> [Problem statement]
Give the entries again exactly; drop the pictures.

Stored items
Content starts

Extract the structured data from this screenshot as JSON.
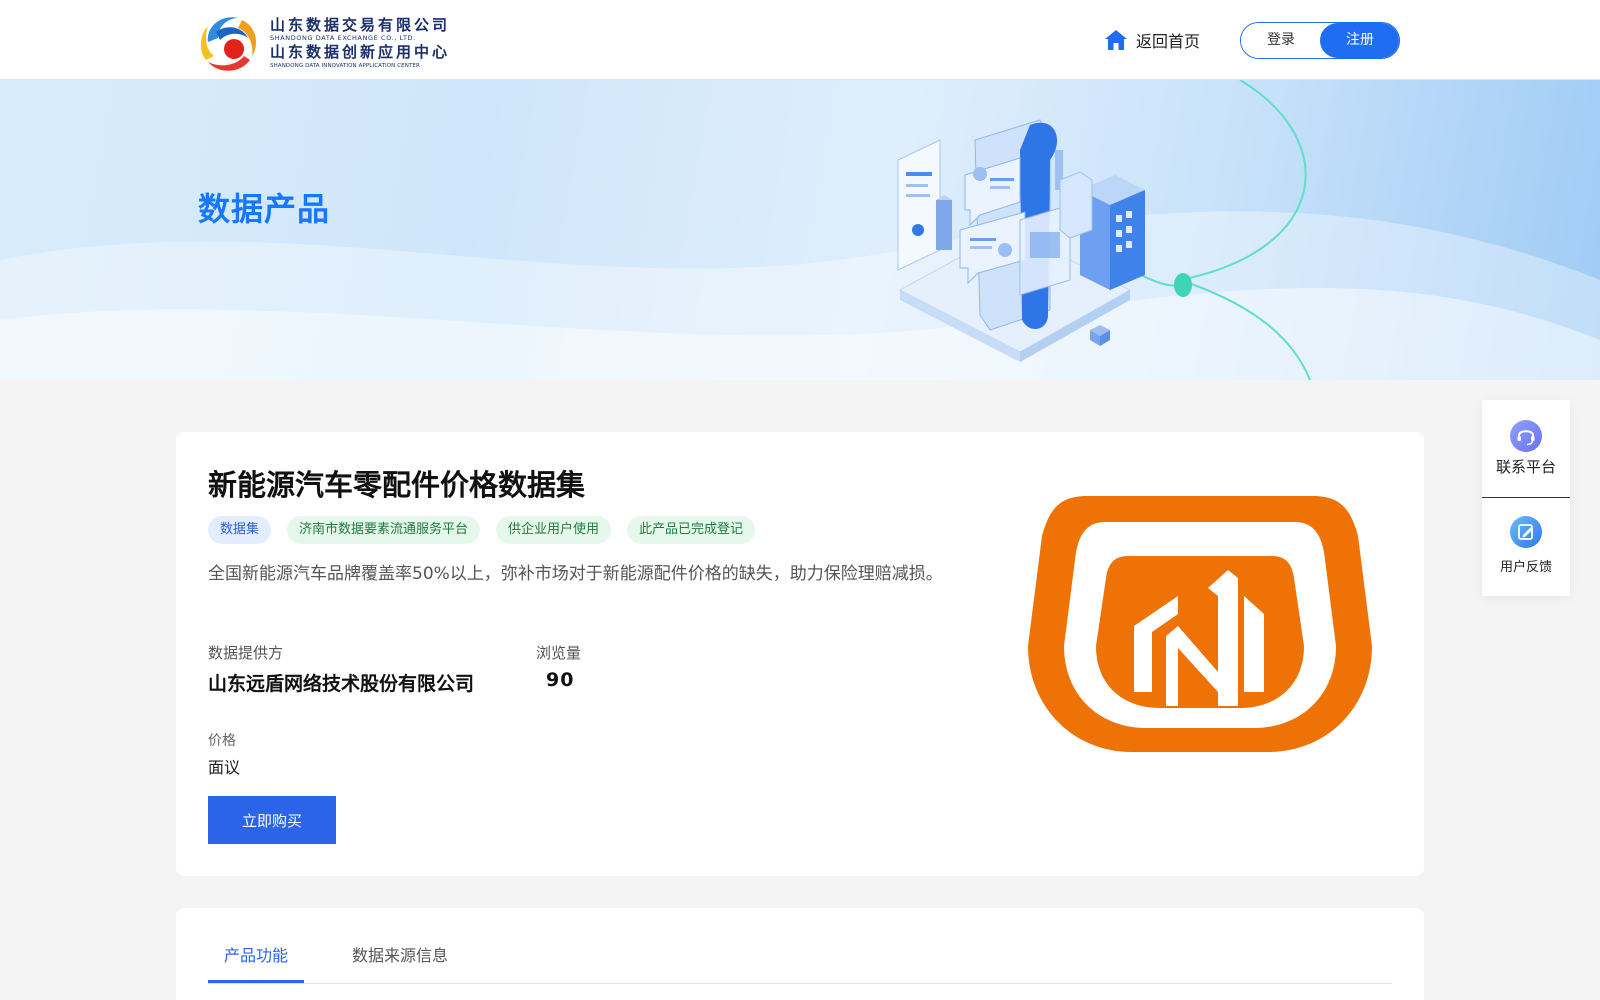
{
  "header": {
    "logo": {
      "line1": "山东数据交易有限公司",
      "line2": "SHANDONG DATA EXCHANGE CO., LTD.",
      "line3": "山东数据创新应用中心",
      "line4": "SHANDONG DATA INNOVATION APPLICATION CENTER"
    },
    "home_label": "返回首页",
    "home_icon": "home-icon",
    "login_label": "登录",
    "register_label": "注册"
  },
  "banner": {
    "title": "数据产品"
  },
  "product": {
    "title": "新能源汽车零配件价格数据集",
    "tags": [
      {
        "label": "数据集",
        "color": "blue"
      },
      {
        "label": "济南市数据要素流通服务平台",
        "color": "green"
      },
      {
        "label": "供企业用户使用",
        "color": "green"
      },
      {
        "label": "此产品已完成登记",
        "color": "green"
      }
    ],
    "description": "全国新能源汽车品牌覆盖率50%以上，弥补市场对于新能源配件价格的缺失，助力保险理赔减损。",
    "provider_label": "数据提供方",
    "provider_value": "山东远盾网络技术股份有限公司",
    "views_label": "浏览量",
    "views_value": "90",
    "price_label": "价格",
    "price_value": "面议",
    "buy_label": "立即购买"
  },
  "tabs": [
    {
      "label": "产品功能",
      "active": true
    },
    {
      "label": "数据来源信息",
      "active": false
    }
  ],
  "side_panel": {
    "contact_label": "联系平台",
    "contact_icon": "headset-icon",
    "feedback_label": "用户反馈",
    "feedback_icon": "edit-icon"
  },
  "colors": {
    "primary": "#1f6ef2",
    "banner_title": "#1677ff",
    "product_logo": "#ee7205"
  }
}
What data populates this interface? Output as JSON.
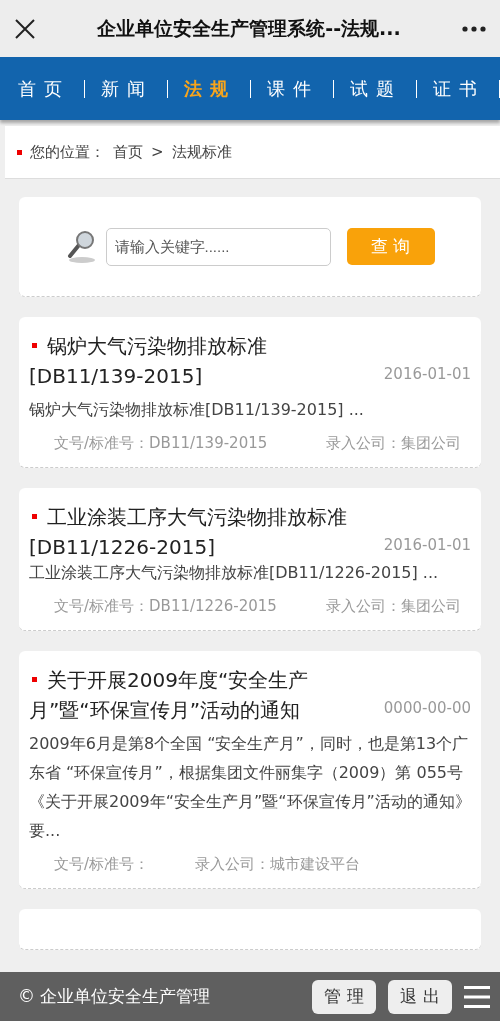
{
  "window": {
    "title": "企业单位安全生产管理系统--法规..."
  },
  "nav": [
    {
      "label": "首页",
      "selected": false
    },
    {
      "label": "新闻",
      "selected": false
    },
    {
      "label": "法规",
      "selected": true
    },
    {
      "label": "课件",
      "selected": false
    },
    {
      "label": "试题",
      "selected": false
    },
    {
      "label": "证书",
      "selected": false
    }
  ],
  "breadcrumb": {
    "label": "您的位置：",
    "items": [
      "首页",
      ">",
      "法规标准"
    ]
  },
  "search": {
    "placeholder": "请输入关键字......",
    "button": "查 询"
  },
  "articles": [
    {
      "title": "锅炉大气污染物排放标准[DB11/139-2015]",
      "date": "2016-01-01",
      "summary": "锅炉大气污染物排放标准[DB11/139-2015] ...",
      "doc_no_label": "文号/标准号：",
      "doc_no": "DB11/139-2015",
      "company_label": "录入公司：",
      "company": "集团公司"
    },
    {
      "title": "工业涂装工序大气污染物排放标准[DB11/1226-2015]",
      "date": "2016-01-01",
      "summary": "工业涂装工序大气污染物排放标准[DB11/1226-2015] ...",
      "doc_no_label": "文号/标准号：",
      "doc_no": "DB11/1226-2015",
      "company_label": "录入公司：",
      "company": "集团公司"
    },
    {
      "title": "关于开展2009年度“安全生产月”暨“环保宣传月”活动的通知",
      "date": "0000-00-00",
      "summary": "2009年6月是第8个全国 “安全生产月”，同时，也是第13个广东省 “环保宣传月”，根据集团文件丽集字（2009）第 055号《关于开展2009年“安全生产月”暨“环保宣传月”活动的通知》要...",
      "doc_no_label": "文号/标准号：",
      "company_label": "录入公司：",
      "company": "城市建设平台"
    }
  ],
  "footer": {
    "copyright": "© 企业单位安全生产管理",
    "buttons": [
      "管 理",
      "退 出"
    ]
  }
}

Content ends

> [Solution to the exercise]
Extract the structured data from this screenshot as JSON.
{
  "header": {
    "logo": {
      "line1": "山东数据交易有限公司",
      "line2": "SHANDONG DATA EXCHANGE CO., LTD.",
      "line3": "山东数据创新应用中心",
      "line4": "SHANDONG DATA INNOVATION APPLICATION CENTER"
    },
    "home_label": "返回首页",
    "home_icon": "home-icon",
    "login_label": "登录",
    "register_label": "注册"
  },
  "banner": {
    "title": "数据产品"
  },
  "product": {
    "title": "新能源汽车零配件价格数据集",
    "tags": [
      {
        "label": "数据集",
        "color": "blue"
      },
      {
        "label": "济南市数据要素流通服务平台",
        "color": "green"
      },
      {
        "label": "供企业用户使用",
        "color": "green"
      },
      {
        "label": "此产品已完成登记",
        "color": "green"
      }
    ],
    "description": "全国新能源汽车品牌覆盖率50%以上，弥补市场对于新能源配件价格的缺失，助力保险理赔减损。",
    "provider_label": "数据提供方",
    "provider_value": "山东远盾网络技术股份有限公司",
    "views_label": "浏览量",
    "views_value": "90",
    "price_label": "价格",
    "price_value": "面议",
    "buy_label": "立即购买"
  },
  "tabs": [
    {
      "label": "产品功能",
      "active": true
    },
    {
      "label": "数据来源信息",
      "active": false
    }
  ],
  "side_panel": {
    "contact_label": "联系平台",
    "contact_icon": "headset-icon",
    "feedback_label": "用户反馈",
    "feedback_icon": "edit-icon"
  },
  "colors": {
    "primary": "#1f6ef2",
    "banner_title": "#1677ff",
    "product_logo": "#ee7205"
  }
}
What data populates this interface? Output as JSON.
{
  "window": {
    "title": "企业单位安全生产管理系统--法规..."
  },
  "nav": [
    {
      "label": "首页",
      "selected": false
    },
    {
      "label": "新闻",
      "selected": false
    },
    {
      "label": "法规",
      "selected": true
    },
    {
      "label": "课件",
      "selected": false
    },
    {
      "label": "试题",
      "selected": false
    },
    {
      "label": "证书",
      "selected": false
    }
  ],
  "breadcrumb": {
    "label": "您的位置：",
    "items": [
      "首页",
      ">",
      "法规标准"
    ]
  },
  "search": {
    "placeholder": "请输入关键字......",
    "button": "查 询"
  },
  "articles": [
    {
      "title": "锅炉大气污染物排放标准[DB11/139-2015]",
      "date": "2016-01-01",
      "summary": "锅炉大气污染物排放标准[DB11/139-2015] ...",
      "doc_no_label": "文号/标准号：",
      "doc_no": "DB11/139-2015",
      "company_label": "录入公司：",
      "company": "集团公司"
    },
    {
      "title": "工业涂装工序大气污染物排放标准[DB11/1226-2015]",
      "date": "2016-01-01",
      "summary": "工业涂装工序大气污染物排放标准[DB11/1226-2015] ...",
      "doc_no_label": "文号/标准号：",
      "doc_no": "DB11/1226-2015",
      "company_label": "录入公司：",
      "company": "集团公司"
    },
    {
      "title": "关于开展2009年度“安全生产月”暨“环保宣传月”活动的通知",
      "date": "0000-00-00",
      "summary": "2009年6月是第8个全国 “安全生产月”，同时，也是第13个广东省 “环保宣传月”，根据集团文件丽集字（2009）第 055号《关于开展2009年“安全生产月”暨“环保宣传月”活动的通知》要...",
      "doc_no_label": "文号/标准号：",
      "company_label": "录入公司：",
      "company": "城市建设平台"
    }
  ],
  "footer": {
    "copyright": "© 企业单位安全生产管理",
    "buttons": [
      "管 理",
      "退 出"
    ]
  }
}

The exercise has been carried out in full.